“Señoras y Señores, disculpen la molestia….” he went on giving the usual apologies bus salesmen give to passengers. Most people on the bus looked out the window or watched with bland indifference. The heat made people lethargic and irritated. The crowded bus and felt seats made the bus all the more suffocating. 
I tuned out his words – I didn’t mind the people that came on the bus, to sell or sing or beg, but hated when they apologized – but I couldn’t stop looking at his hands. Large and expressive, the way he moved them was measured, as if he had practiced these gestures as if he had said these words on so many buses that it had become a script he could act out perfectly. 
I tuned back into his voice as he began to tell a story. 
It’s a common story told by many people who get on buses to sell or sing or beg.
Columbia, a life, a family, a future, derailed by poverty and an unstable government. The man was forced to flee when men with guns made it clear that the options were an uncertain future in a different country or a certain death. A difficult life but the need to continue, the need to provide for those left behind left the man no choice but to do what he could. Selling candy on crowded, overheated buses. He told the story well, with an actors grace. When he finished he began to pass out the candy he was selling with a smile a used car salesman would be jealous of. 
As he did this the bus flooded with people, packed to the entrance with people standing up and down the narrow walkway. The man continued amidst the silent but rising tide of irritation. He was friendly and playfully cajoling those who wouldn’t take the candy from his outstretched hand, his smile didn’t slip. As he got to the back of the bus one particularly disgruntled passenger threw out an elbow and caught the man in the gut. He bent over from the blow but laughed it off immediately, I wasn’t close enough to hear but I saw him talk quickly but calmly and shake the passenger’s hand.

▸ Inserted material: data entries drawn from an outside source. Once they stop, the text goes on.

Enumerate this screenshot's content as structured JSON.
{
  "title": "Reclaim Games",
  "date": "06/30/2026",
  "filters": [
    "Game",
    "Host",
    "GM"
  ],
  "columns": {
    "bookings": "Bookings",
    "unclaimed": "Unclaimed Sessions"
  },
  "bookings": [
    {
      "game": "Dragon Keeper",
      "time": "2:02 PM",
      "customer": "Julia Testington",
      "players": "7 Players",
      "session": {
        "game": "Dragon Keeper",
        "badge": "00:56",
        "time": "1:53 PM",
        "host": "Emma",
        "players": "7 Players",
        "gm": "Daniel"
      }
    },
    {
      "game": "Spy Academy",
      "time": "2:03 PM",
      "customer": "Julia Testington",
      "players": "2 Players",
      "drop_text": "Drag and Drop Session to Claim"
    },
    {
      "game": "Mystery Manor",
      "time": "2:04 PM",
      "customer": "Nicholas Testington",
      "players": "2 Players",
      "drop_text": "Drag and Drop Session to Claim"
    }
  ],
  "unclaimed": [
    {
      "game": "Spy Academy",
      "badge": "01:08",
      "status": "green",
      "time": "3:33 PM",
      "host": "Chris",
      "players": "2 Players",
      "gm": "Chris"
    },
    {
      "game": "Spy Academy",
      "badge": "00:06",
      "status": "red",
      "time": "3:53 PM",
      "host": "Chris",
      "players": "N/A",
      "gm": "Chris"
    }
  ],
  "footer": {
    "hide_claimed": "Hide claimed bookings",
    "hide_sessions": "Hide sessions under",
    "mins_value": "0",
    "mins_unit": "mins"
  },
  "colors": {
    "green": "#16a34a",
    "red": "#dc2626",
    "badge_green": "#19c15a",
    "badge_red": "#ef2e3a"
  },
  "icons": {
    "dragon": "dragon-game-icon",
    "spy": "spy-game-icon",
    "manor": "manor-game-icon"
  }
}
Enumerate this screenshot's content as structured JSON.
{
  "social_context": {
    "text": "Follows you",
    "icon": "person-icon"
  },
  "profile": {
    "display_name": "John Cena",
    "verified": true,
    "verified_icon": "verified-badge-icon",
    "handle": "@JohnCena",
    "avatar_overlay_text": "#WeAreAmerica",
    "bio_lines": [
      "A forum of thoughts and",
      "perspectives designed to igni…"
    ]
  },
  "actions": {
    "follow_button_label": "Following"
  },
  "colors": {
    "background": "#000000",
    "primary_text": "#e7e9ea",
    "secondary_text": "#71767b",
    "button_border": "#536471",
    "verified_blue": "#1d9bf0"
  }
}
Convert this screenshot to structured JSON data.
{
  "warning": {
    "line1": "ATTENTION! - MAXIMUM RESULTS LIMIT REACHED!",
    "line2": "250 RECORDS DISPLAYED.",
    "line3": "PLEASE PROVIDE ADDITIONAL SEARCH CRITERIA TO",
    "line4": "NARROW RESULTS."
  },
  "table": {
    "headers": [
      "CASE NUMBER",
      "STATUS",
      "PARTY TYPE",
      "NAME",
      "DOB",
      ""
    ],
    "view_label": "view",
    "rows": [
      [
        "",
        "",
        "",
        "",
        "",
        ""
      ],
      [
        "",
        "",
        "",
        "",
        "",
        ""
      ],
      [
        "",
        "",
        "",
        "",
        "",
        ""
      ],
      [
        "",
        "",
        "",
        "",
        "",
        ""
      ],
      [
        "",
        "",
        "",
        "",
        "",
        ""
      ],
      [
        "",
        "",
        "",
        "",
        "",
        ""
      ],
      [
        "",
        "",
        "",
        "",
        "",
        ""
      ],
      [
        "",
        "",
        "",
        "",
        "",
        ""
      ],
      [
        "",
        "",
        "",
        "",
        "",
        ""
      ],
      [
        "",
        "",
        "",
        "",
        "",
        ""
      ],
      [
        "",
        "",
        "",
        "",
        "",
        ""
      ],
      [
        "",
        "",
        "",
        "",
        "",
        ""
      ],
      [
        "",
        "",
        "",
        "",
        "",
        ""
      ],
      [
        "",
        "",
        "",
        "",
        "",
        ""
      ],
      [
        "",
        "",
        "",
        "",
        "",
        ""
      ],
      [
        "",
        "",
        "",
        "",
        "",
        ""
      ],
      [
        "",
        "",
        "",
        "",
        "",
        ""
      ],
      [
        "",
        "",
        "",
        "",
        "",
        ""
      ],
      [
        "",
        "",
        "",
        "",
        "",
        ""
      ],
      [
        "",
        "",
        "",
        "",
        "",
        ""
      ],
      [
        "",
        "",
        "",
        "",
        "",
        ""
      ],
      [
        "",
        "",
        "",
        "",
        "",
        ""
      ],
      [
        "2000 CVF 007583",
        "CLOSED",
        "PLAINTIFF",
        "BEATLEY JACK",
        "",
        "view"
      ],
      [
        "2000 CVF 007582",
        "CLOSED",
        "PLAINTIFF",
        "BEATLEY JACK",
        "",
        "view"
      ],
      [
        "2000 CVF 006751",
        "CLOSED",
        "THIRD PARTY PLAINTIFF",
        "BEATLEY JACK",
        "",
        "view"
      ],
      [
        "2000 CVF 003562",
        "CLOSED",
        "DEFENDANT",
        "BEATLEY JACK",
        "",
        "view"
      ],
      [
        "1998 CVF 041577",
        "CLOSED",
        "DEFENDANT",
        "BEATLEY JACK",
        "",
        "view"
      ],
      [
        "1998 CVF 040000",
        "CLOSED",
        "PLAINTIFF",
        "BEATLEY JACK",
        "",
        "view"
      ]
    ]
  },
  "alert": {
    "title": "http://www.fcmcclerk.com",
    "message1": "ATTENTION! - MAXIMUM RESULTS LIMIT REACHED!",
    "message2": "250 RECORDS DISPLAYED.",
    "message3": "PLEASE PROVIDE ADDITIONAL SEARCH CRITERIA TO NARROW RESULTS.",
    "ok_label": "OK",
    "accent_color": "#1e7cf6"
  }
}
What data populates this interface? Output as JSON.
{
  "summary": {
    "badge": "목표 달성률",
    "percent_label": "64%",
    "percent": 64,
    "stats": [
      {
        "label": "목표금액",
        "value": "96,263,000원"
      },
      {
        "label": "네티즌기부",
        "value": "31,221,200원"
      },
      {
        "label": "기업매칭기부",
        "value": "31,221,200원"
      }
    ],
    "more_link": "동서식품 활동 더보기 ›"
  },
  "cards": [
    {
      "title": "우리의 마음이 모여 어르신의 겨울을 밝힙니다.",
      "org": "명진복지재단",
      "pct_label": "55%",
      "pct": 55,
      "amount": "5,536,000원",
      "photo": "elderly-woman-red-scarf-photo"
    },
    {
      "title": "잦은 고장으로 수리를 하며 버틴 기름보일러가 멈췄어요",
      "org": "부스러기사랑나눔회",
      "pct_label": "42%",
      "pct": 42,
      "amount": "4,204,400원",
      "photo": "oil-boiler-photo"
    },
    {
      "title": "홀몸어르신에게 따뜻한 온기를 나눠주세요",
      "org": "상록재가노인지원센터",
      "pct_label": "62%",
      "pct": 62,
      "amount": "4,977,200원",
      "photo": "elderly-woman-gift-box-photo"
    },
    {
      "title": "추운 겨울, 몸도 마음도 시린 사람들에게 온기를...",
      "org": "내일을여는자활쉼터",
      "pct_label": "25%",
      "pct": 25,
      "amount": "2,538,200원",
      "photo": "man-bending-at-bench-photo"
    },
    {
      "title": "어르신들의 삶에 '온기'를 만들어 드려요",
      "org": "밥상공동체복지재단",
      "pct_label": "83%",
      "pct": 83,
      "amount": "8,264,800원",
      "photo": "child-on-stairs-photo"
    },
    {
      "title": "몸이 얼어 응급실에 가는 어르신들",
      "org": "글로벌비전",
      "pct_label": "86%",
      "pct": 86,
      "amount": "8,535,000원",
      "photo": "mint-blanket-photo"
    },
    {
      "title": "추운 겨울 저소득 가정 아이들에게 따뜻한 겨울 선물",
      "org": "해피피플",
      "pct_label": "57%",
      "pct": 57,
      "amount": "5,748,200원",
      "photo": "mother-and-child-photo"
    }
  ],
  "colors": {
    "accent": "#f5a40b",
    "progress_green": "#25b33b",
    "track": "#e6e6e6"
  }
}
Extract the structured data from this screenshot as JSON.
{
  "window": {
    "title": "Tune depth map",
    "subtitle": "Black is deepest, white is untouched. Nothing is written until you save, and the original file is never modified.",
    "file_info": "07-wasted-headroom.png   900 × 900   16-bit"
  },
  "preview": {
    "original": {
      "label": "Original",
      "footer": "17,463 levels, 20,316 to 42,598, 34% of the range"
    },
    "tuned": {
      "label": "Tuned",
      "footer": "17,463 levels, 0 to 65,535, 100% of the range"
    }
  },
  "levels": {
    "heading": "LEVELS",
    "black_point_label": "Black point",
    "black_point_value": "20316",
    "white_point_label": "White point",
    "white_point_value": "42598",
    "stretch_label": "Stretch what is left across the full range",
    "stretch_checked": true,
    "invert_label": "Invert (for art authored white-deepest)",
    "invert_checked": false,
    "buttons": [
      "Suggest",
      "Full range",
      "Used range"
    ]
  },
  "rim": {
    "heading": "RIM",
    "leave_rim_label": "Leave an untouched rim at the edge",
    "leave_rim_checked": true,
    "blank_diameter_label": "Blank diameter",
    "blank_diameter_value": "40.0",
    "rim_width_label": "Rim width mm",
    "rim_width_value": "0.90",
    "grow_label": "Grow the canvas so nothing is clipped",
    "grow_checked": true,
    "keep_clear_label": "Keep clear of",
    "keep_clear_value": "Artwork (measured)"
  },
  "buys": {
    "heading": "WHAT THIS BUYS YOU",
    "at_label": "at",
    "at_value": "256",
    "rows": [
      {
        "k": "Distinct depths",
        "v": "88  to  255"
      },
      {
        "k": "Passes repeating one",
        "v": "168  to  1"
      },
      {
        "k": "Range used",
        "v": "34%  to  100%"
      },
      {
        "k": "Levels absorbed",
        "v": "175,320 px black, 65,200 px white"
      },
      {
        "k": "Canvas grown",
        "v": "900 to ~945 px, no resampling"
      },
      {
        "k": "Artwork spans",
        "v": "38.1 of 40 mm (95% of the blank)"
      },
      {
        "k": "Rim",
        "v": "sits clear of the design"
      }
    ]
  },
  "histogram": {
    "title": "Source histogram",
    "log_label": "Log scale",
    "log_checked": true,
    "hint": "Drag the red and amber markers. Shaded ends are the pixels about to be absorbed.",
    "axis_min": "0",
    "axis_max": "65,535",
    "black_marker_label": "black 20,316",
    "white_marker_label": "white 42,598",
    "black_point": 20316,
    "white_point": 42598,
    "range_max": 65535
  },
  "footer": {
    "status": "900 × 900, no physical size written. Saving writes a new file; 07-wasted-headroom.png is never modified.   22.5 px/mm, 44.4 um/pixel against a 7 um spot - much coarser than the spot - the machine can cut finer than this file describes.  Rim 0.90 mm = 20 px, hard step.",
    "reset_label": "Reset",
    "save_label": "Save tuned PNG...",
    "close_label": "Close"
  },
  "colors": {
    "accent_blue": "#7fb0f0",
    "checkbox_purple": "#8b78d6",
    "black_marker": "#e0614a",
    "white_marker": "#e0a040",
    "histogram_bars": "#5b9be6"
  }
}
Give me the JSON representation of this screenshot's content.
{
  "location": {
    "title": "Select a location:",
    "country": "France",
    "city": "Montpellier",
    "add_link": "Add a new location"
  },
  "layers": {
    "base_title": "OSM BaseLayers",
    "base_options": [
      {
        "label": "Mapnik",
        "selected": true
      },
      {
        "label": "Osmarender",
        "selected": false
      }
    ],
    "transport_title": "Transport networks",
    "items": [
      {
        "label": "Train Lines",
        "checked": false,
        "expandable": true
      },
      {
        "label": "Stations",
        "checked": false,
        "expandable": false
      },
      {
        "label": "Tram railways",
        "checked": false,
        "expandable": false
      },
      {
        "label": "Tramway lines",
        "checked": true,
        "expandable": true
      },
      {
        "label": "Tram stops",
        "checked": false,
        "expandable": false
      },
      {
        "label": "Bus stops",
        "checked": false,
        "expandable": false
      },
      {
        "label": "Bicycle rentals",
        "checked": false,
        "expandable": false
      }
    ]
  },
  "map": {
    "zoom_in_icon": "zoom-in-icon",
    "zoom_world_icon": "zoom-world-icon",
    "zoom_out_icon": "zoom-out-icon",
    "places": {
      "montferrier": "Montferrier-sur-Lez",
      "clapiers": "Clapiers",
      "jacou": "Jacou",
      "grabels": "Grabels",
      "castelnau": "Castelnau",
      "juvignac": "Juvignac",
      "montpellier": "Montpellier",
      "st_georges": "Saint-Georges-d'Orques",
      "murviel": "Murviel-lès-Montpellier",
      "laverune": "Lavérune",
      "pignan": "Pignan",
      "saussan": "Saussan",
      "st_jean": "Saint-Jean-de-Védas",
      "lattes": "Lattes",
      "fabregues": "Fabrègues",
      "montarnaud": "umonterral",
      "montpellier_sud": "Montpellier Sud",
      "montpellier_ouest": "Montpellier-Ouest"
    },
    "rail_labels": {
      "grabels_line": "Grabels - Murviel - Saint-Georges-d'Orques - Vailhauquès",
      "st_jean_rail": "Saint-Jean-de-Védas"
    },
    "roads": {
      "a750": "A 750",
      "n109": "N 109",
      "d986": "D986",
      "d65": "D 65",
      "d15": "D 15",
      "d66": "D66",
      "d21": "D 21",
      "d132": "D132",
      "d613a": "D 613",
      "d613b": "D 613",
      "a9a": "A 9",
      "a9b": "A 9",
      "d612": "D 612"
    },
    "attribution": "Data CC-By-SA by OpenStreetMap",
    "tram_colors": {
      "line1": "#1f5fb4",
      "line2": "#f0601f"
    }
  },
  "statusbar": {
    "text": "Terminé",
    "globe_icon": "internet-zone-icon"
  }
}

As I got off the bus he was once again standing at the front of the bus. He was speaking but I couldn’t seem to hear a word, all I could see was his wide, wide, smile.

Jeannine Contreras